Also On: PSN, PS3
Publisher: Iron Galaxy
Developer: One True Game/ Iron Galaxy
I'm generally pretty bad at fighting games. While there have been a few I've liked (Injustice and Marvel vs. Capcom 3 spring to mind) for the most part, the limits of my abilities only go as far as button-mashing will take me…and in most cases, with the endless combos that usually need to be memorized, that's not very far.
While I wouldn't say that I'm good at Divekick, it's the first fighting game I've ever played where I wouldn't necessarily describe myself as horrible, either. This is because there's really not much to it: you jump, and you kick. You use two buttons the whole way through the game (menus included), there aren't any combos to memorize, and every match ends after the first hit (or up to 20 seconds, whichever comes first).
I can understand the temptation to look at that and think the game is just a joke.
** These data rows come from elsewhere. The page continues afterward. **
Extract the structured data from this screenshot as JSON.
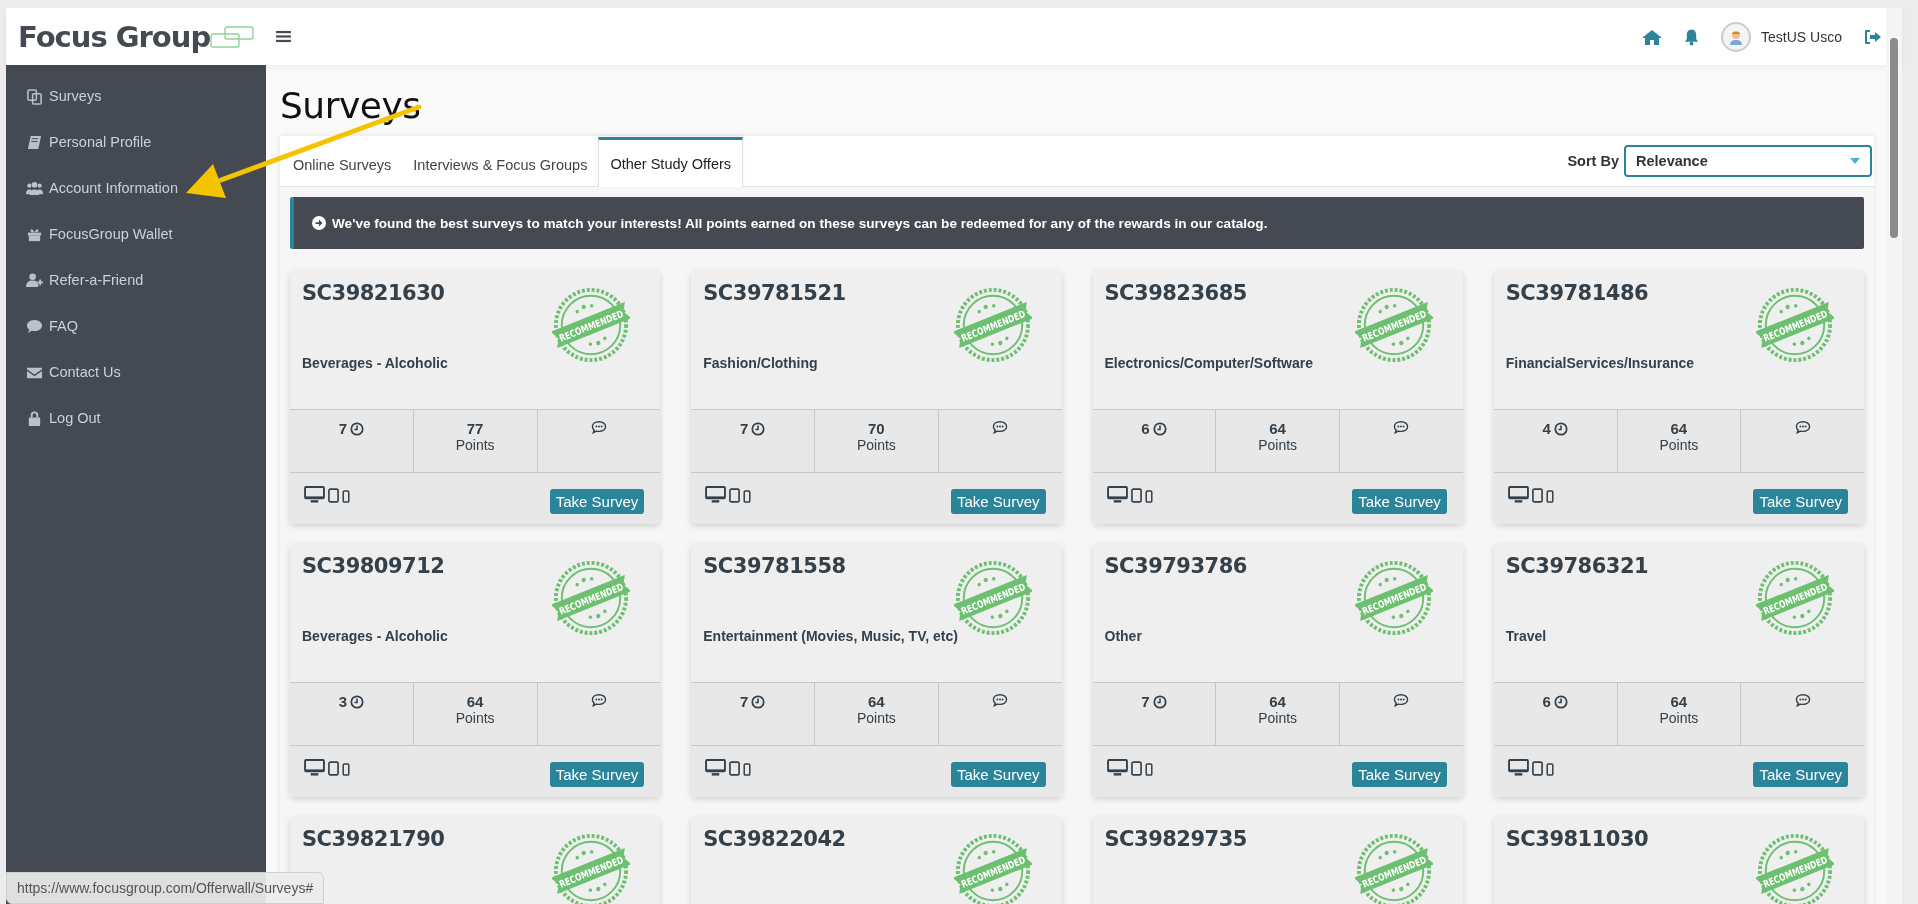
{
  "header": {
    "logo": "Focus Group",
    "user_name": "TestUS Usco"
  },
  "sidebar": {
    "items": [
      {
        "label": "Surveys",
        "kind": "surveys"
      },
      {
        "label": "Personal Profile",
        "kind": "profile"
      },
      {
        "label": "Account Information",
        "kind": "account"
      },
      {
        "label": "FocusGroup Wallet",
        "kind": "wallet"
      },
      {
        "label": "Refer-a-Friend",
        "kind": "refer"
      },
      {
        "label": "FAQ",
        "kind": "faq"
      },
      {
        "label": "Contact Us",
        "kind": "contact"
      },
      {
        "label": "Log Out",
        "kind": "logout"
      }
    ]
  },
  "page_title": "Surveys",
  "tabs": [
    {
      "label": "Online Surveys",
      "selected": false
    },
    {
      "label": "Interviews & Focus Groups",
      "selected": false
    },
    {
      "label": "Other Study Offers",
      "selected": true
    }
  ],
  "sort": {
    "label": "Sort By",
    "value": "Relevance"
  },
  "banner": "We've found the best surveys to match your interests! All points earned on these surveys can be redeemed for any of the rewards in our catalog.",
  "cards": [
    {
      "id": "SC39821630",
      "stamp": "RECOMMENDED",
      "category": "Beverages - Alcoholic",
      "minutes": "7",
      "points": "77",
      "points_label": "Points",
      "button": "Take Survey"
    },
    {
      "id": "SC39781521",
      "stamp": "RECOMMENDED",
      "category": "Fashion/Clothing",
      "minutes": "7",
      "points": "70",
      "points_label": "Points",
      "button": "Take Survey"
    },
    {
      "id": "SC39823685",
      "stamp": "RECOMMENDED",
      "category": "Electronics/Computer/Software",
      "minutes": "6",
      "points": "64",
      "points_label": "Points",
      "button": "Take Survey"
    },
    {
      "id": "SC39781486",
      "stamp": "RECOMMENDED",
      "category": "FinancialServices/Insurance",
      "minutes": "4",
      "points": "64",
      "points_label": "Points",
      "button": "Take Survey"
    },
    {
      "id": "SC39809712",
      "stamp": "RECOMMENDED",
      "category": "Beverages - Alcoholic",
      "minutes": "3",
      "points": "64",
      "points_label": "Points",
      "button": "Take Survey"
    },
    {
      "id": "SC39781558",
      "stamp": "RECOMMENDED",
      "category": "Entertainment (Movies, Music, TV, etc)",
      "minutes": "7",
      "points": "64",
      "points_label": "Points",
      "button": "Take Survey"
    },
    {
      "id": "SC39793786",
      "stamp": "RECOMMENDED",
      "category": "Other",
      "minutes": "7",
      "points": "64",
      "points_label": "Points",
      "button": "Take Survey"
    },
    {
      "id": "SC39786321",
      "stamp": "RECOMMENDED",
      "category": "Travel",
      "minutes": "6",
      "points": "64",
      "points_label": "Points",
      "button": "Take Survey"
    },
    {
      "id": "SC39821790",
      "stamp": "RECOMMENDED"
    },
    {
      "id": "SC39822042",
      "stamp": "RECOMMENDED"
    },
    {
      "id": "SC39829735",
      "stamp": "RECOMMENDED"
    },
    {
      "id": "SC39811030",
      "stamp": "RECOMMENDED"
    }
  ],
  "status_url": "https://www.focusgroup.com/Offerwall/Surveys#"
}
After all, Divekick is filled with plenty of those — probably even more than I realize, given my total unfamiliarity with the fighting game community. On top of that, the characters are all kind of silly, the graphics bring to mind '80s cartoons (which makes the game retro, but not in the way you'd expect from a retro game), and the whole thing, at times, seems like it's just a parody, an extended in-joke for people who like Street Fighter and King of Fighters a little more than is healthy.
Beneath all the silliness and the simplicity, however, you'll find that Divekick actually places a premium on timing, reflexes and strategic thinking. I mean, yes, you could rush into each match, hopping and kicking and hoping to connect with your opponent; you might even get a few wins that way. But after playing a few matches with a few different characters, you'll quickly realize that each character has their own individual jumping and kicking styles — and consequently, each character requires you to approach their matches in different ways. Not only that, you soon find that while the game may not require you to pull off endless combos, you still need to jump and kick at just the right moment if you want to win. It may sound easy, but it's really not — particularly against tougher opponents.
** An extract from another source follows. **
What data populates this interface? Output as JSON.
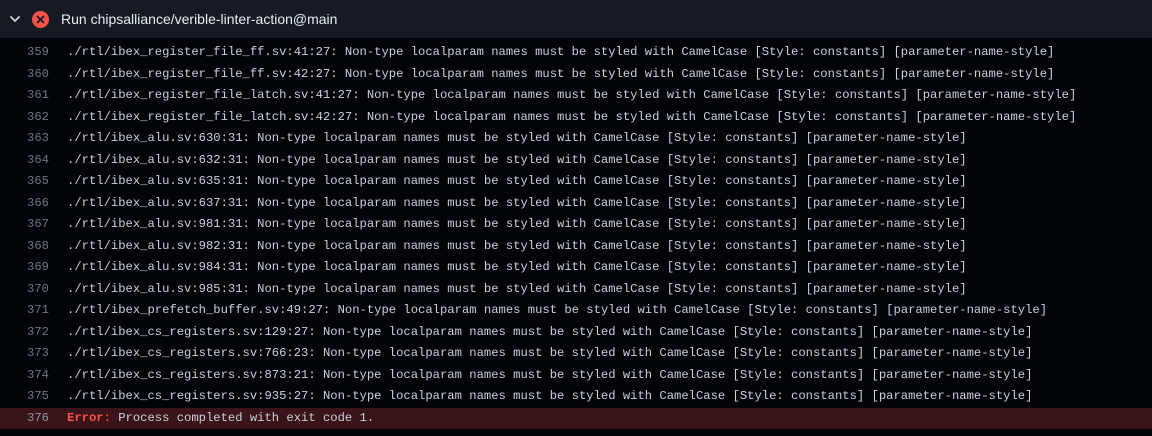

That said, Divekick isn't flawless. The hit detection seems a little wonky at times; I had several matches where I was sure I'd hit my opponent, only for the match to continue on (or, worse, for my opponent to turn around and kick me for the win). Additionally, the single-player mode feels a little boring after awhile; like most games that rely on competition, Divekick will live and die by the strength of its online community, and at this stage — writing, as I am, before its official launch — there aren't enough other people online to tell how that part of the game will work out.
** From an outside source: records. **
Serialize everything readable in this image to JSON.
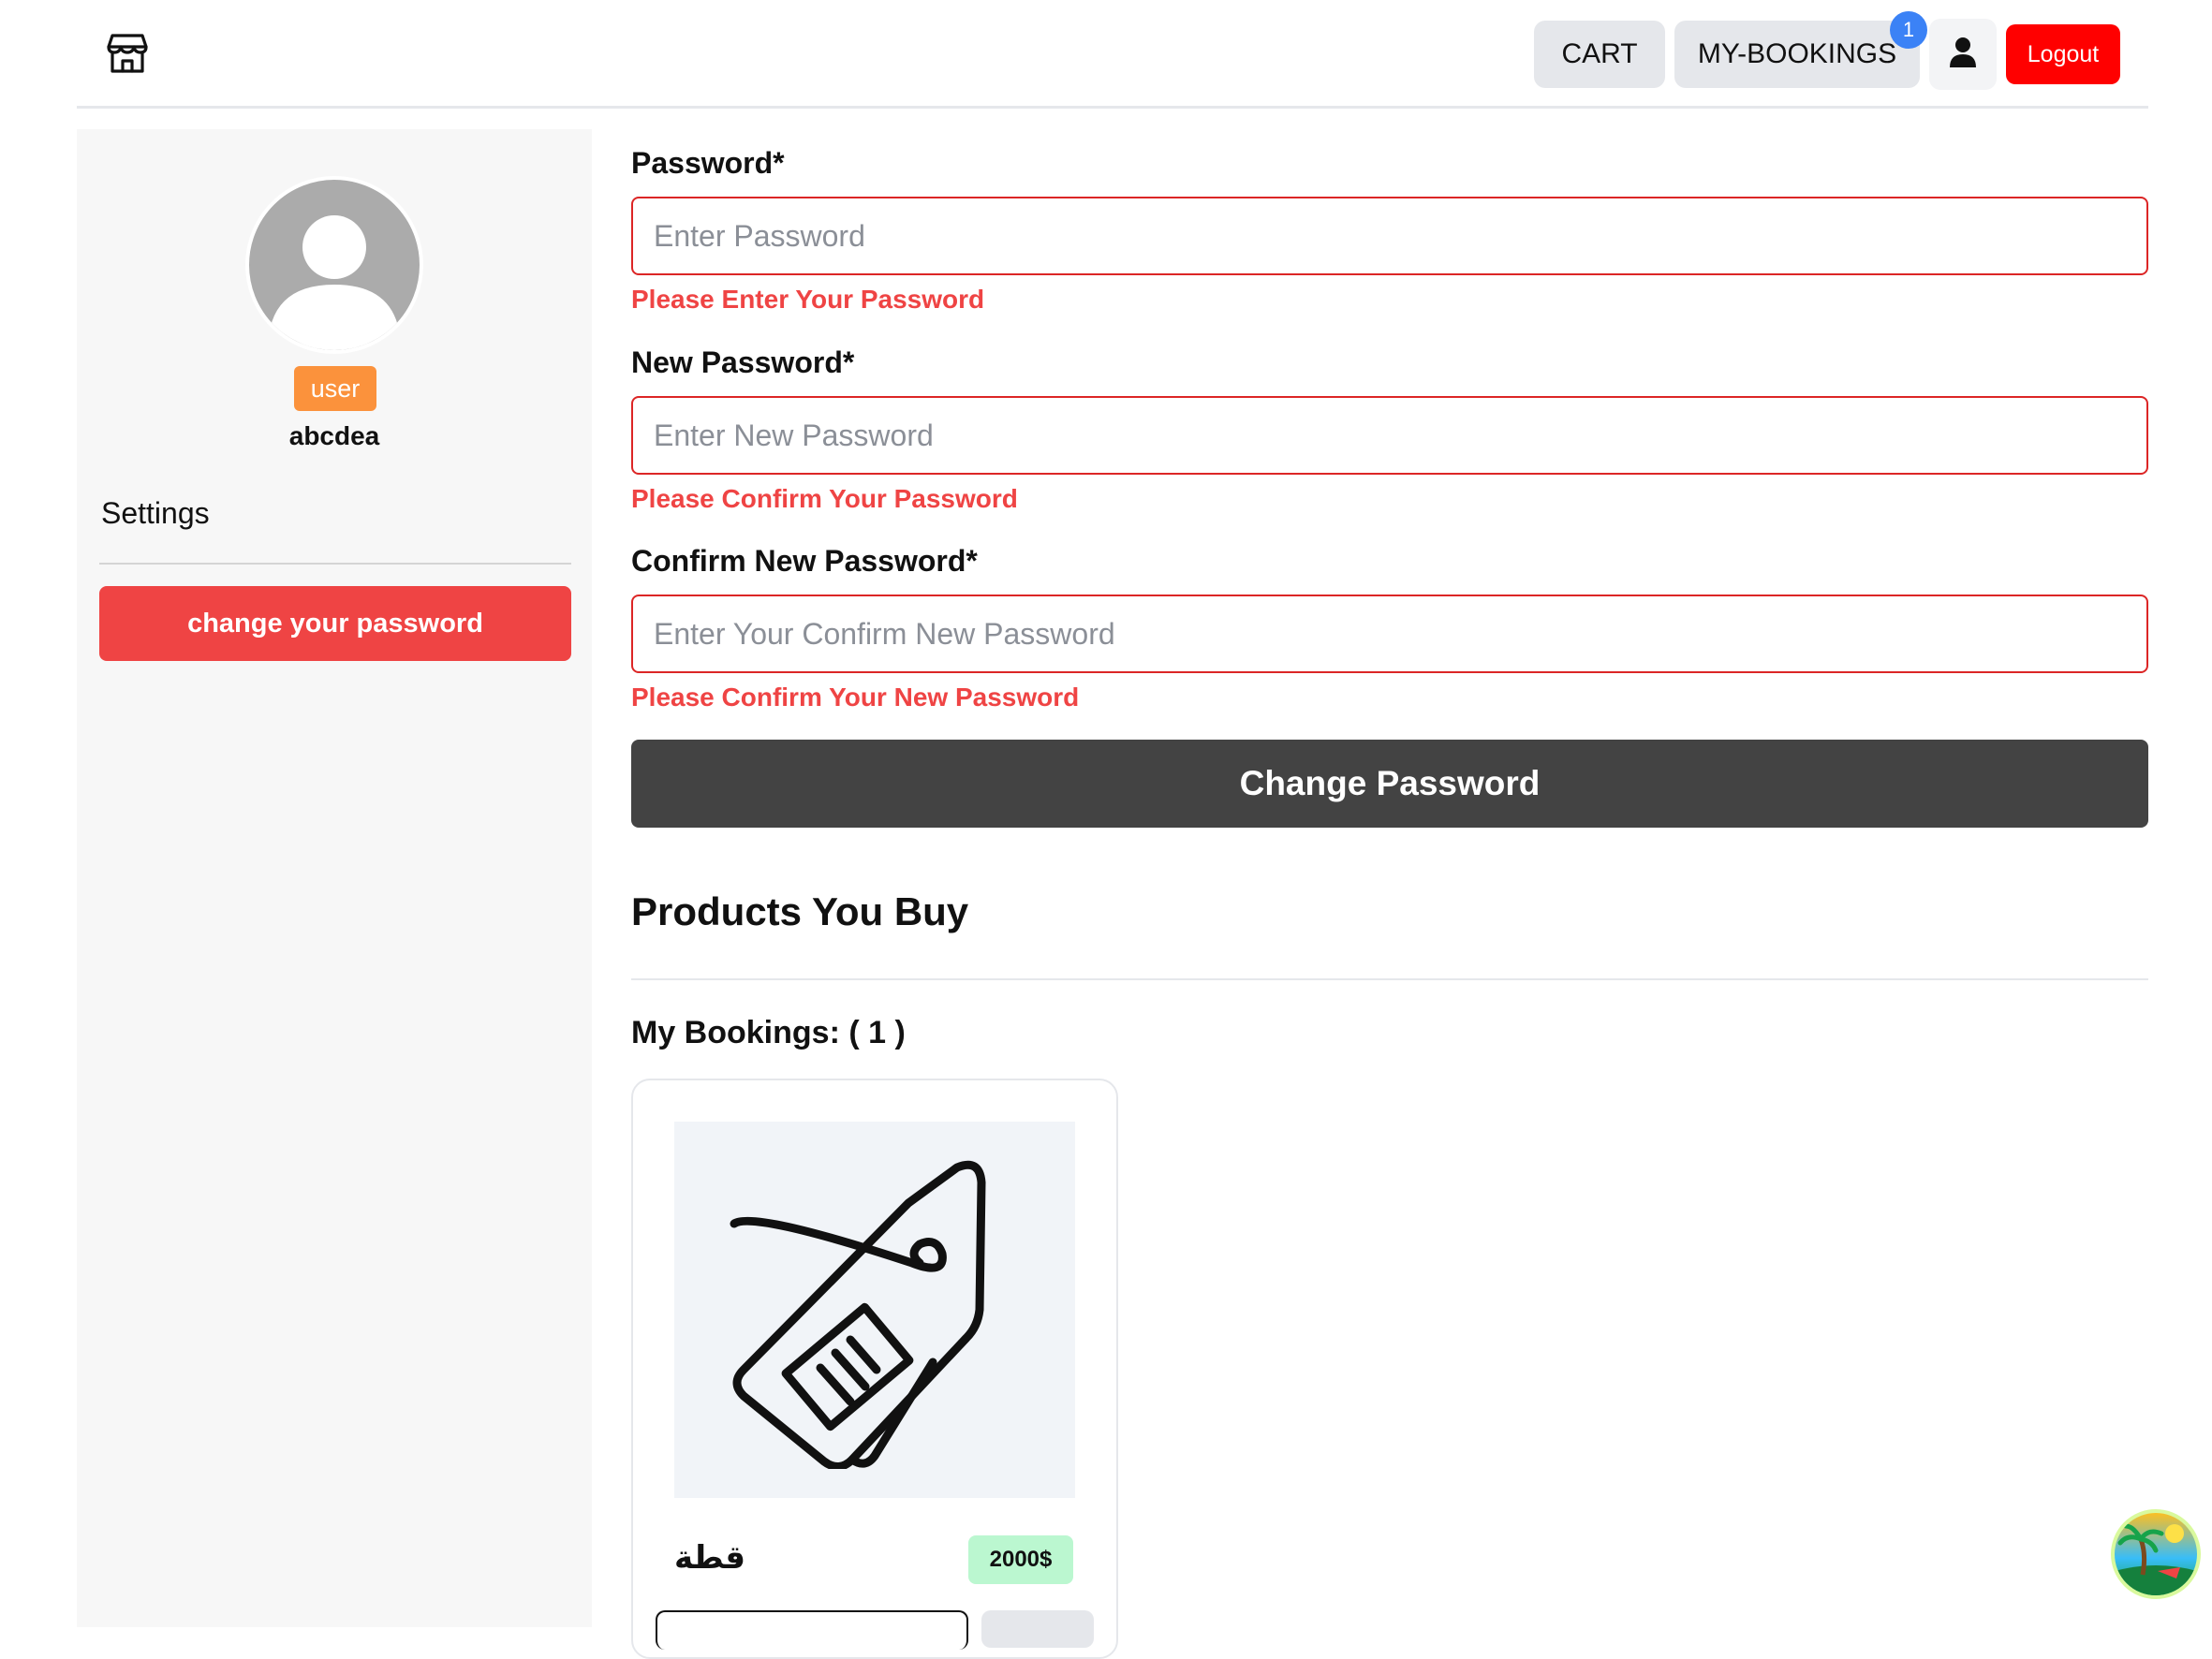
{
  "header": {
    "nav": {
      "cart_label": "CART",
      "bookings_label": "MY-BOOKINGS",
      "bookings_count": "1",
      "logout_label": "Logout"
    },
    "icons": {
      "logo": "store-icon",
      "user": "user-icon"
    }
  },
  "sidebar": {
    "role": "user",
    "username": "abcdea",
    "settings_label": "Settings",
    "change_password_label": "change your password"
  },
  "form": {
    "password": {
      "label": "Password*",
      "placeholder": "Enter Password",
      "value": "",
      "error": "Please Enter Your Password"
    },
    "new_password": {
      "label": "New Password*",
      "placeholder": "Enter New Password",
      "value": "",
      "error": "Please Confirm Your Password"
    },
    "confirm_password": {
      "label": "Confirm New Password*",
      "placeholder": "Enter Your Confirm New Password",
      "value": "",
      "error": "Please Confirm Your New Password"
    },
    "submit_label": "Change Password"
  },
  "products": {
    "title": "Products You Buy",
    "bookings_title": "My Bookings: ( 1 )",
    "items": [
      {
        "name": "قطة",
        "price": "2000$",
        "image_icon": "price-tag-icon"
      }
    ]
  },
  "colors": {
    "error": "#ef4444",
    "logout": "#ff0000",
    "badge": "#3b82f6",
    "role_badge": "#fb923c",
    "submit": "#434343",
    "price": "#bbf7d0"
  }
}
Based on how fun Divekick can be, however, I'm pretty sure that the online portion will come around in time. In fact, I could see the game having a much larger following than most other fighting games, simply because the entry barriers are a lot lower here than they are elsewhere. Simply put, Divekick is a fighting game that you can — and should! — play even if you're not usually good at fighting games.